Tilt shift lenses are used for far more than simply making cities look like they were shot as miniatures. They allow you to correct for perspective distortion. They also let you shift the focal plane to get subjects at different distances in focus and a whole lot more. You don’t get quite the versatility that you would from the movements of a large format camera, but they’re a start.
Of course, the miniature effect in recent years (whether shot in camera, done in post, or applied in Instagram) has made tilt shift lenses quite popular. In this video from LensProToGo, we’re walked through the features of tilt-shift lenses, and exactly how they do what they do.
They essentially work by changing the position and angle of the elements within the lens relative to the sensor. This is the same principle as front standard movements on large format cameras. Due to the way the lens projects the image on the sensor, it makes correcting for things like perspective distortion a doddle.
Tilt shift lenses have been a staple tool for architectural photography and interiors for years. Mostly due to this perspective correcting functionality. It’s only relatively recently that they’ve been heavily utilised for their potentially miniaturising effect.
But the same thing that causes the miniature effect also allows us to do other things. Like putting two objects in focus that are at very different distances from the camera. This is a potentially great tool for things like forced perspective.

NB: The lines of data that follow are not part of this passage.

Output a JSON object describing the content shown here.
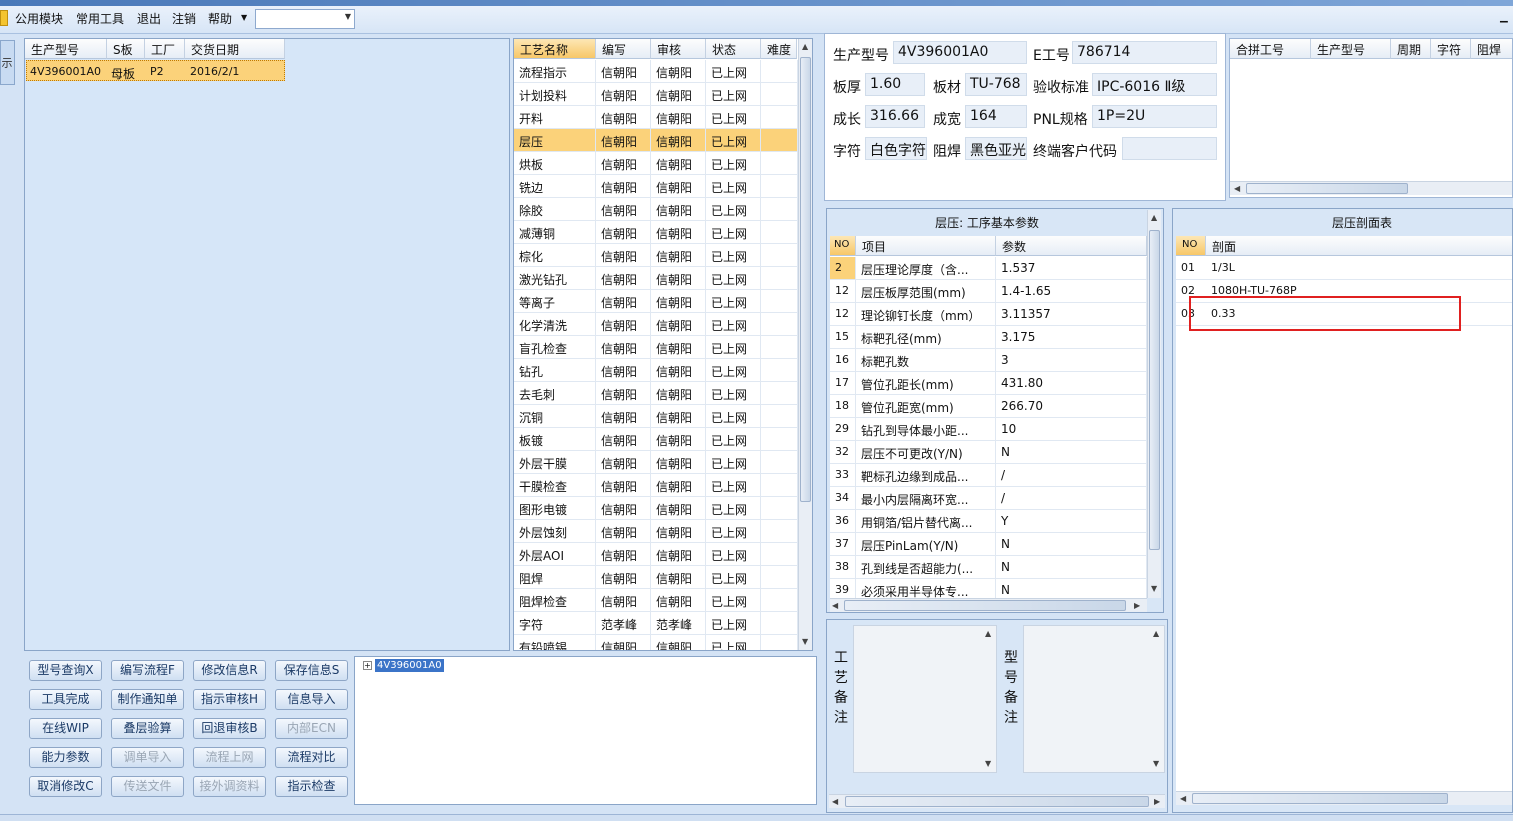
{
  "menu": {
    "items": [
      "公用模块",
      "常用工具",
      "退出",
      "注销",
      "帮助"
    ],
    "combo_value": ""
  },
  "left_tab": "示",
  "orders": {
    "headers": [
      "生产型号",
      "S板",
      "工厂",
      "交货日期"
    ],
    "rows": [
      [
        "4V396001A0",
        "母板",
        "P2",
        "2016/2/1"
      ]
    ]
  },
  "process": {
    "headers": [
      "工艺名称",
      "编写",
      "审核",
      "状态",
      "难度"
    ],
    "rows": [
      [
        "流程指示",
        "信朝阳",
        "信朝阳",
        "已上网",
        ""
      ],
      [
        "计划投料",
        "信朝阳",
        "信朝阳",
        "已上网",
        ""
      ],
      [
        "开料",
        "信朝阳",
        "信朝阳",
        "已上网",
        ""
      ],
      [
        "层压",
        "信朝阳",
        "信朝阳",
        "已上网",
        ""
      ],
      [
        "烘板",
        "信朝阳",
        "信朝阳",
        "已上网",
        ""
      ],
      [
        "铣边",
        "信朝阳",
        "信朝阳",
        "已上网",
        ""
      ],
      [
        "除胶",
        "信朝阳",
        "信朝阳",
        "已上网",
        ""
      ],
      [
        "减薄铜",
        "信朝阳",
        "信朝阳",
        "已上网",
        ""
      ],
      [
        "棕化",
        "信朝阳",
        "信朝阳",
        "已上网",
        ""
      ],
      [
        "激光钻孔",
        "信朝阳",
        "信朝阳",
        "已上网",
        ""
      ],
      [
        "等离子",
        "信朝阳",
        "信朝阳",
        "已上网",
        ""
      ],
      [
        "化学清洗",
        "信朝阳",
        "信朝阳",
        "已上网",
        ""
      ],
      [
        "盲孔检查",
        "信朝阳",
        "信朝阳",
        "已上网",
        ""
      ],
      [
        "钻孔",
        "信朝阳",
        "信朝阳",
        "已上网",
        ""
      ],
      [
        "去毛刺",
        "信朝阳",
        "信朝阳",
        "已上网",
        ""
      ],
      [
        "沉铜",
        "信朝阳",
        "信朝阳",
        "已上网",
        ""
      ],
      [
        "板镀",
        "信朝阳",
        "信朝阳",
        "已上网",
        ""
      ],
      [
        "外层干膜",
        "信朝阳",
        "信朝阳",
        "已上网",
        ""
      ],
      [
        "干膜检查",
        "信朝阳",
        "信朝阳",
        "已上网",
        ""
      ],
      [
        "图形电镀",
        "信朝阳",
        "信朝阳",
        "已上网",
        ""
      ],
      [
        "外层蚀刻",
        "信朝阳",
        "信朝阳",
        "已上网",
        ""
      ],
      [
        "外层AOI",
        "信朝阳",
        "信朝阳",
        "已上网",
        ""
      ],
      [
        "阻焊",
        "信朝阳",
        "信朝阳",
        "已上网",
        ""
      ],
      [
        "阻焊检查",
        "信朝阳",
        "信朝阳",
        "已上网",
        ""
      ],
      [
        "字符",
        "范孝峰",
        "范孝峰",
        "已上网",
        ""
      ],
      [
        "有铅喷锡",
        "信朝阳",
        "信朝阳",
        "已上网",
        ""
      ]
    ],
    "selected_index": 3
  },
  "buttons": [
    {
      "label": "型号查询X",
      "enabled": true
    },
    {
      "label": "编写流程F",
      "enabled": true
    },
    {
      "label": "修改信息R",
      "enabled": true
    },
    {
      "label": "保存信息S",
      "enabled": true
    },
    {
      "label": "工具完成",
      "enabled": true
    },
    {
      "label": "制作通知单",
      "enabled": true
    },
    {
      "label": "指示审核H",
      "enabled": true
    },
    {
      "label": "信息导入",
      "enabled": true
    },
    {
      "label": "在线WIP",
      "enabled": true
    },
    {
      "label": "叠层验算",
      "enabled": true
    },
    {
      "label": "回退审核B",
      "enabled": true
    },
    {
      "label": "内部ECN",
      "enabled": false
    },
    {
      "label": "能力参数",
      "enabled": true
    },
    {
      "label": "调单导入",
      "enabled": false
    },
    {
      "label": "流程上网",
      "enabled": false
    },
    {
      "label": "流程对比",
      "enabled": true
    },
    {
      "label": "取消修改C",
      "enabled": true
    },
    {
      "label": "传送文件",
      "enabled": false
    },
    {
      "label": "接外调资料",
      "enabled": false
    },
    {
      "label": "指示检查",
      "enabled": true
    }
  ],
  "tree": {
    "node": "4V396001A0"
  },
  "info": {
    "prod_model_label": "生产型号",
    "prod_model": "4V396001A0",
    "e_no_label": "E工号",
    "e_no": "786714",
    "thickness_label": "板厚",
    "thickness": "1.60",
    "material_label": "板材",
    "material": "TU-768",
    "standard_label": "验收标准",
    "standard": "IPC-6016 Ⅱ级",
    "length_label": "成长",
    "length": "316.66",
    "width_label": "成宽",
    "width": "164",
    "pnl_label": "PNL规格",
    "pnl": "1P=2U",
    "char_label": "字符",
    "char": "白色字符",
    "mask_label": "阻焊",
    "mask": "黑色亚光",
    "enduser_label": "终端客户代码",
    "enduser": ""
  },
  "merge_table": {
    "headers": [
      "合拼工号",
      "生产型号",
      "周期",
      "字符",
      "阻焊"
    ]
  },
  "params": {
    "title": "层压: 工序基本参数",
    "headers": [
      "NO",
      "项目",
      "参数"
    ],
    "rows": [
      [
        "2",
        "层压理论厚度（含...",
        "1.537"
      ],
      [
        "12",
        "层压板厚范围(mm)",
        "1.4-1.65"
      ],
      [
        "12",
        "理论铆钉长度（mm）",
        "3.11357"
      ],
      [
        "15",
        "标靶孔径(mm)",
        "3.175"
      ],
      [
        "16",
        "标靶孔数",
        "3"
      ],
      [
        "17",
        "管位孔距长(mm)",
        "431.80"
      ],
      [
        "18",
        "管位孔距宽(mm)",
        "266.70"
      ],
      [
        "29",
        "钻孔到导体最小距...",
        "10"
      ],
      [
        "32",
        "层压不可更改(Y/N)",
        "N"
      ],
      [
        "33",
        "靶标孔边缘到成品...",
        "/"
      ],
      [
        "34",
        "最小内层隔离环宽...",
        "/"
      ],
      [
        "36",
        "用铜箔/铝片替代离...",
        "Y"
      ],
      [
        "37",
        "层压PinLam(Y/N)",
        "N"
      ],
      [
        "38",
        "孔到线是否超能力(...",
        "N"
      ],
      [
        "39",
        "必须采用半导体专...",
        "N"
      ]
    ]
  },
  "section": {
    "title": "层压剖面表",
    "headers": [
      "NO",
      "剖面"
    ],
    "rows": [
      [
        "01",
        "1/3L"
      ],
      [
        "02",
        "1080H-TU-768P"
      ],
      [
        "03",
        "0.33"
      ]
    ]
  },
  "remarks": {
    "process_label": "工艺备注",
    "model_label": "型号备注"
  }
}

It also means we can have two objects (or people) the same distance from the camera, but throw one of them out completely.
Nikon currently make four tilt-shift lenses at 19mm, 24mm, 45mm and 85mm. Canon also produce four at 17mm, 24mm, 45mm and 90mm focal lengths. They’re certainly not inexpensive, but they do provide some great options that can be otherwise impossible to easily achieve.
If you’re feeling daring, you could try “free lensing“. The results may not be quite as predictable as you’d hoped for, though.
Do you shoot with a tilt shift lens? Do you use it for things other than the miniature look? Other than the miniature effect, what other tilt-shift features can you successfully simulate in Photoshop? Let us know, and share some of your tilt shift images in the comments.